Most NFL rosters are made up of NFL rejects. Just about every team is constructed mainly from the thrown-away pieces of the other 31, whether it be players added in free agency or waivers or acquired via trade. It’s more difficult to find a player who spends his whole career with one team than it is to find a dozen who have bounced around from team to team, city to city, uniform to uniform.
Usually the players with whom a team parts ways are scattered about the league like grass seed. But occasionally, they seem to land in clumps.
The Giants will be facing a clump of their former players on Sunday.
The Lions have five players on their active roster who have spent time with an NY on their helmet, including two former Giants draft picks and one big-ticket — well, big-everything in the case of Damon Harrison! — free agent signing.
Besides Harrison, the All-Pro defensive tackle who was signed by the Giants as a free agent in 2016 and then traded to Detroit just over a year ago, the Lions also have linebackers Devon Kennard and Romeo Okwara who were both starters for the Giants defense. Tight end Logan Thomas was on the Giants’ practice squad before he wound up with the Lions. And former Giants running back Paul Perkins, who started in the team’s most recent playoff game but was waived earlier this season, was claimed by the Lions. He had been on their practice squad but was promoted to the active roster this week when starter Kerryon Johnson was placed on injured reserve.
The Giants have no hard feelings. Why would they? They’re the ones that made the decisions to say goodbye to the players.
“If a guy leaves our building, we want him to go have success somewhere else,” coach Pat Shurmur said. “The Lions are very fortunate. They have some ex-Giants that are really good football players. I think that happens all around the league. It just so happens we’re playing the Lions this week.”
Its unlikely the players are as grudge-free.
The four who actually played for the Giants — Harrison, Kennard, Okwara and Perkins — were all dismissed by the current regime. Kennard is the only one who never got a chance to make the team; he wanted to come back but left as a free agent the first offseason that Shurmur and general manager Dave Gettleman were running things. Okwara was cut at the end of 2018’s training camp and claimed by the Lions.

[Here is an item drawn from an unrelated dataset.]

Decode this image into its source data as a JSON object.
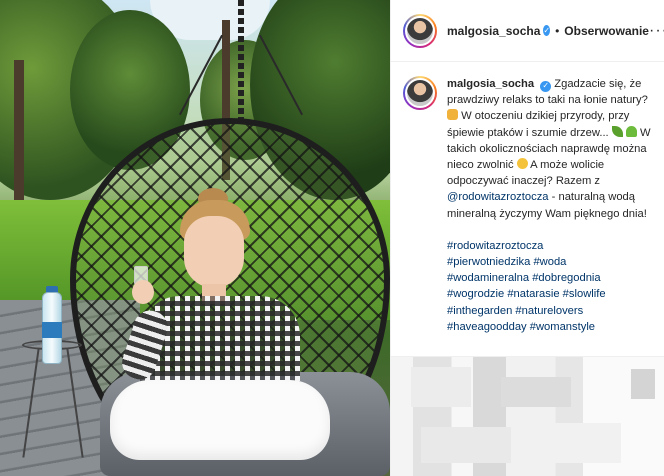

“Those guys have been great,” said Lions head coach Matt Patricia (who was a candidate and interviewed for the Giants head coach vacancy that eventually was filled by Shurmur). “With Devon coming here my first year and getting a chance to look at him heading into the free agency, he was someone I thought was very multiple, a very flexible type of player. Could play on the edge, could play back in behind the line of scrimmage, could go inside if he had to down the defensive line position. Just someone that I knew had a certain skillset that we would be able to try to use in some of our packages.”
Kennard had 9.5 sacks in four years with the Giants and has 10 so far in less than a year and a half with the Lions.
The Lions first noticed Okwara in the joint practices that the two teams held last summer.
“We saw him a little bit in some of the practices that we had,” Patricia said. “Extremely hard work ethic. He’s long, he’s got a great burst off the ball. He’s a guy that just comes into work every single day the same. He wants to get better, wants to improve.
“Those guys have been great since we got them.”
The Giants-Lions transaction wire isn’t a one-way road. Giants receiver Golden Tate spent five seasons in Detroit. He was in discussions with the team about signing an extension at this point last season when he was traded to the Eagles. He signed with the Giants as a free agent in the offseason.
“I’m going to try to keep my emotions where they’ve always been,” Tate said. “I don’t want to be too high, I don’t want to be too low. It’s going to be good to see those guys, but I’m there to do a job.”
A week ago the Giants faced the Cardinals and were on the opposite side of this phenomenon. They had five players who had spent time in their careers in Arizona. They have six this week with the addition of Deone Bucannon. Clumps.
Tate, who has played for four teams in his career, has some experience going against a former employer. While with the Lions he faced his initial team, the Seahawks, three times, including once in a playoff game. In a few weeks, he and the Giants will face another of his former teams, the Eagles. In fact, they’ll do it twice.
So it was not surprising that Tate was able to deliver the verbal credo of all players who have been disposed of by one team and get a chance to show that franchise what they gave up on and what they are missing.
“I don’t want to make this about me,” he said, “I just want to go back there and win any way possible.”